Directions: Among the entries, which lines carry the string "vinyl"? Copy every one.

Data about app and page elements
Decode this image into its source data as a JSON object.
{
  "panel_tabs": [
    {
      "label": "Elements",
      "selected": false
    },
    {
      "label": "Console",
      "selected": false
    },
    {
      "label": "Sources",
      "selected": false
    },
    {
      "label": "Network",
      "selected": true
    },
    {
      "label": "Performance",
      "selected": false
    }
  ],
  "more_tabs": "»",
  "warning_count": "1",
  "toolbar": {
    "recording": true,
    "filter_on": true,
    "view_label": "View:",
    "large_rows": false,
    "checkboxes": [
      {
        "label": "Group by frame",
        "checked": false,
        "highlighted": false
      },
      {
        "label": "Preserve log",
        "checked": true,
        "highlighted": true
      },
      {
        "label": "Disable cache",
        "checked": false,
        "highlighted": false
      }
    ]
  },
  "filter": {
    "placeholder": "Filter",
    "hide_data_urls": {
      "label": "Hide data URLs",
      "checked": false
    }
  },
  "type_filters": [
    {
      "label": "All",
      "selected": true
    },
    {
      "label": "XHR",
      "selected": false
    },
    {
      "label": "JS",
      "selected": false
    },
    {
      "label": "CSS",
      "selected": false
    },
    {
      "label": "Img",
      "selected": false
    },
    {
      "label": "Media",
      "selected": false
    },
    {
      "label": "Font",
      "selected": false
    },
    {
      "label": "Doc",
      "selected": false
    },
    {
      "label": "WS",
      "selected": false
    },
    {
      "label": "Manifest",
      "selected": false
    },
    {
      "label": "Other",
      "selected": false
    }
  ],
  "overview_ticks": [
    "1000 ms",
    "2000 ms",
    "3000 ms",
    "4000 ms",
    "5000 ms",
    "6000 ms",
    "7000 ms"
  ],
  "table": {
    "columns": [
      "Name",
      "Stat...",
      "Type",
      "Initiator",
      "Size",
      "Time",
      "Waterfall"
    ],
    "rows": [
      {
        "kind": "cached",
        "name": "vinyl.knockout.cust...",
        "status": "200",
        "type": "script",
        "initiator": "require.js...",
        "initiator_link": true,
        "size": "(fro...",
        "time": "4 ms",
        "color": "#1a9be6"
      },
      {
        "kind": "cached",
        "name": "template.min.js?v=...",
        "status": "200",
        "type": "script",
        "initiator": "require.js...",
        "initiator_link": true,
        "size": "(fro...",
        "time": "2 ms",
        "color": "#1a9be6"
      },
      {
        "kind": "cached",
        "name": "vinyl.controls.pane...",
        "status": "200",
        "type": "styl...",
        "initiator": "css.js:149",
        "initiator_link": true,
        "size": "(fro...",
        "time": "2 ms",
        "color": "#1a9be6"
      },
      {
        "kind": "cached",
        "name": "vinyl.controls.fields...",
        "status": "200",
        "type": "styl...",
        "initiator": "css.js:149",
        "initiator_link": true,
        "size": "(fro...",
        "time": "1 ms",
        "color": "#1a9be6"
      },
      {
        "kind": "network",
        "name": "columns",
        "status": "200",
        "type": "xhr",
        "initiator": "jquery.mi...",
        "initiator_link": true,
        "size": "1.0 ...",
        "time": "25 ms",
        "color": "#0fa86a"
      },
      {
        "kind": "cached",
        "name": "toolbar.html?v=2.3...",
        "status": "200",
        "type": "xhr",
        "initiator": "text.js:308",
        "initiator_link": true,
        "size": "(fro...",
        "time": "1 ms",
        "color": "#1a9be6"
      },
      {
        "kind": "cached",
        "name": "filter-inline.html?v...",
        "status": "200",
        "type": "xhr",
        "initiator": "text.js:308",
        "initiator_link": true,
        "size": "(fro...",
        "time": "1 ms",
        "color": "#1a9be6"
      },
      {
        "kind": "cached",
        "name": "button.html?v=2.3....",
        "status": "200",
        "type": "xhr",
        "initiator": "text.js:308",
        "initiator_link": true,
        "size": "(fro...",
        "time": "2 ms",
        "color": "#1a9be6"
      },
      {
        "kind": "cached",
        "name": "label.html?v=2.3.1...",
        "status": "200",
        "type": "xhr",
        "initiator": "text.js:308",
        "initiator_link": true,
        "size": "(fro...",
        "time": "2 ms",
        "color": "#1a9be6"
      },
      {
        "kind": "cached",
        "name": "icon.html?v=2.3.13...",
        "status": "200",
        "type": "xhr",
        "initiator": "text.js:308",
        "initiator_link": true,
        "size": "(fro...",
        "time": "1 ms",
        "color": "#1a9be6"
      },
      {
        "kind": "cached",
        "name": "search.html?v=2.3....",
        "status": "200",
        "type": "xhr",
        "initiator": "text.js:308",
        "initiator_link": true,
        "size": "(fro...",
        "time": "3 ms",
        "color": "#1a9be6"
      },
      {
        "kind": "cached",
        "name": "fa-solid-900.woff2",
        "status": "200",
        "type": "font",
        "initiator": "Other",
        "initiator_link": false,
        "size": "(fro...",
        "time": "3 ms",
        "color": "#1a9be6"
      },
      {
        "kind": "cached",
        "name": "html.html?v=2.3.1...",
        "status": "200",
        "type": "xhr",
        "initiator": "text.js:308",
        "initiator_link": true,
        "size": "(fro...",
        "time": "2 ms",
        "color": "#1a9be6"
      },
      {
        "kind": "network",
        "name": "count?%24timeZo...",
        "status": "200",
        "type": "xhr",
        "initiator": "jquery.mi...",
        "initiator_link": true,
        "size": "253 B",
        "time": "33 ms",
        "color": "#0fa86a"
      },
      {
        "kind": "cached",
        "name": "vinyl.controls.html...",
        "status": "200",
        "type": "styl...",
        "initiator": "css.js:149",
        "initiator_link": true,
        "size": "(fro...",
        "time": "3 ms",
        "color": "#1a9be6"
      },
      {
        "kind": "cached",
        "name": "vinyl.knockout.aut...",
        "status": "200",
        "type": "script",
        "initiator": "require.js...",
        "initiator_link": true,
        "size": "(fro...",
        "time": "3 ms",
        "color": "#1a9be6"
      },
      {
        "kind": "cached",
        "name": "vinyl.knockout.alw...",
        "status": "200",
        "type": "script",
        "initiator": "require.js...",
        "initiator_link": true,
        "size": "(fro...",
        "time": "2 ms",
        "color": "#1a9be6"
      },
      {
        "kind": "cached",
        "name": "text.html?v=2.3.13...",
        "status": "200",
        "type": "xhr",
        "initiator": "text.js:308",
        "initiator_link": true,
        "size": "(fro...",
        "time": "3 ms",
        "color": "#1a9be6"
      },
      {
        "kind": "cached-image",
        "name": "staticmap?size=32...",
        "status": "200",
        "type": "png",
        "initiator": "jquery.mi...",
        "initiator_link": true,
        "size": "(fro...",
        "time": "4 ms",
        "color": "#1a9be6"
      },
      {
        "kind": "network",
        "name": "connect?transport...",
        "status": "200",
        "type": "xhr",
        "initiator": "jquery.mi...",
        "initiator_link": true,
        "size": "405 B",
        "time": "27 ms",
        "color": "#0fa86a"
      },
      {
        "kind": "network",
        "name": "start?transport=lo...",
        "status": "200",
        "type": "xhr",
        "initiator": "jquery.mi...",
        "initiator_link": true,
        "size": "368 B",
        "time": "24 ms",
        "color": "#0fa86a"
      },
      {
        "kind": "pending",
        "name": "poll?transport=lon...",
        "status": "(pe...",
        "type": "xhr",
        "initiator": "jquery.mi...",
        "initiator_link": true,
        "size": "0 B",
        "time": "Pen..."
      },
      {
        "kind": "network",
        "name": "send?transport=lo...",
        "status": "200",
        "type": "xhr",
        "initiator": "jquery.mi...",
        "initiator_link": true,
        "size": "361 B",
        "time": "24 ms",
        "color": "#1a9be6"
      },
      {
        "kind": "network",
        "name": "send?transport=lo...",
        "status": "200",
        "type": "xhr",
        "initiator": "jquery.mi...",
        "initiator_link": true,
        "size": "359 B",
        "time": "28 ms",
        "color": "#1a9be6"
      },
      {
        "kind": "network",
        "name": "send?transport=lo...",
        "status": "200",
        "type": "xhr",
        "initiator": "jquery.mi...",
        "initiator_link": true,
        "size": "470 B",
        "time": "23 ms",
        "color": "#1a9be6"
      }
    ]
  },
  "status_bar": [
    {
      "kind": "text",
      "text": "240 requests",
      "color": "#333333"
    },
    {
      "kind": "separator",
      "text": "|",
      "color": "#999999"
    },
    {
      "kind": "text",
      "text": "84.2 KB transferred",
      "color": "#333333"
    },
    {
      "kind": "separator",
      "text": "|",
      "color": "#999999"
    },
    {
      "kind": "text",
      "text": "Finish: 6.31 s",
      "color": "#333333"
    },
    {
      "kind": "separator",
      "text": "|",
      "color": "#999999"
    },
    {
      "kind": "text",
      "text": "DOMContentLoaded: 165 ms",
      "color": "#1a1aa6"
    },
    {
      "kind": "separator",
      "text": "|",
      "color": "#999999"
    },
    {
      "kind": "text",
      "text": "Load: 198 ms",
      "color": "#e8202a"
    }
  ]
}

Written answer:
        "name": "vinyl.knockout.cust...",
        "name": "vinyl.controls.pane...",
        "name": "vinyl.controls.fields...",
        "name": "vinyl.controls.html...",
        "name": "vinyl.knockout.aut...",
        "name": "vinyl.knockout.alw...",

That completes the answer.